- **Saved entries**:
------------
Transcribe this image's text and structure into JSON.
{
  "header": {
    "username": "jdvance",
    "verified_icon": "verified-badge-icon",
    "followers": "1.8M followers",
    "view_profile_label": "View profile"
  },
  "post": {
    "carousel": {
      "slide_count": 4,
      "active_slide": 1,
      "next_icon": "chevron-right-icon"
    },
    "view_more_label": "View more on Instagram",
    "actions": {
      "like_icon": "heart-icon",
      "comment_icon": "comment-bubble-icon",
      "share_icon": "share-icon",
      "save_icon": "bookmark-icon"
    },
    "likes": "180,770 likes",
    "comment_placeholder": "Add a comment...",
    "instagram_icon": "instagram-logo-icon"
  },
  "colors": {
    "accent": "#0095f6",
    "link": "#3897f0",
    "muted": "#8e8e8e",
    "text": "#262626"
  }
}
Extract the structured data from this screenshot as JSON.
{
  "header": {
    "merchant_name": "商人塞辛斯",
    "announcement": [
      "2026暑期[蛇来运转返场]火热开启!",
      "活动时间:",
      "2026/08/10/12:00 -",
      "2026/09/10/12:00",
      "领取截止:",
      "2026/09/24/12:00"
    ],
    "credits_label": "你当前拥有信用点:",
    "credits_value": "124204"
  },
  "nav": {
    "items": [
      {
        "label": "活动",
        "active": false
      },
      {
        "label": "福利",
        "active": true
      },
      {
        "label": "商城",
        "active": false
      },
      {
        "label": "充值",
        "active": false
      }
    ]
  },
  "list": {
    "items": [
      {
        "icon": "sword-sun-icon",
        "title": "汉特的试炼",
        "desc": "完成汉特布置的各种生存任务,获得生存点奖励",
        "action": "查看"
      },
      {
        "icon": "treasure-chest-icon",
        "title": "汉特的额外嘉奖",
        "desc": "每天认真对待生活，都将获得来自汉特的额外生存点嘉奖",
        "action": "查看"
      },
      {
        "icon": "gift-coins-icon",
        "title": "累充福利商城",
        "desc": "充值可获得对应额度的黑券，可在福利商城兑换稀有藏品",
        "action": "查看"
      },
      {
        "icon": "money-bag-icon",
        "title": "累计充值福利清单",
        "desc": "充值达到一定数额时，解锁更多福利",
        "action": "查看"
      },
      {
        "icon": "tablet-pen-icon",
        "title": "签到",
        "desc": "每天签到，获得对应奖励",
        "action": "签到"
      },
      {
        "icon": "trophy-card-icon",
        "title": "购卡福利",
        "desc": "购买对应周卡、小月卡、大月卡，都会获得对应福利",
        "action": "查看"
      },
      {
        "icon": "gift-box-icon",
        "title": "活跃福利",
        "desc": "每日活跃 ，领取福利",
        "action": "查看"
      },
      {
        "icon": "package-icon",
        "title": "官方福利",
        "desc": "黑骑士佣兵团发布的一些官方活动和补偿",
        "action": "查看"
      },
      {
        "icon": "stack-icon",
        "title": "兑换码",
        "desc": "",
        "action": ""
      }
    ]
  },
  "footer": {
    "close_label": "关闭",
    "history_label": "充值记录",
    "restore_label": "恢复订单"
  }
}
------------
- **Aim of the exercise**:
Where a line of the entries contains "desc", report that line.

- **Exercise output**:
        "desc": "完成汉特布置的各种生存任务,获得生存点奖励",
        "desc": "每天认真对待生活，都将获得来自汉特的额外生存点嘉奖",
        "desc": "充值可获得对应额度的黑券，可在福利商城兑换稀有藏品",
        "desc": "充值达到一定数额时，解锁更多福利",
        "desc": "每天签到，获得对应奖励",
        "desc": "购买对应周卡、小月卡、大月卡，都会获得对应福利",
        "desc": "每日活跃 ，领取福利",
        "desc": "黑骑士佣兵团发布的一些官方活动和补偿",
        "desc": "",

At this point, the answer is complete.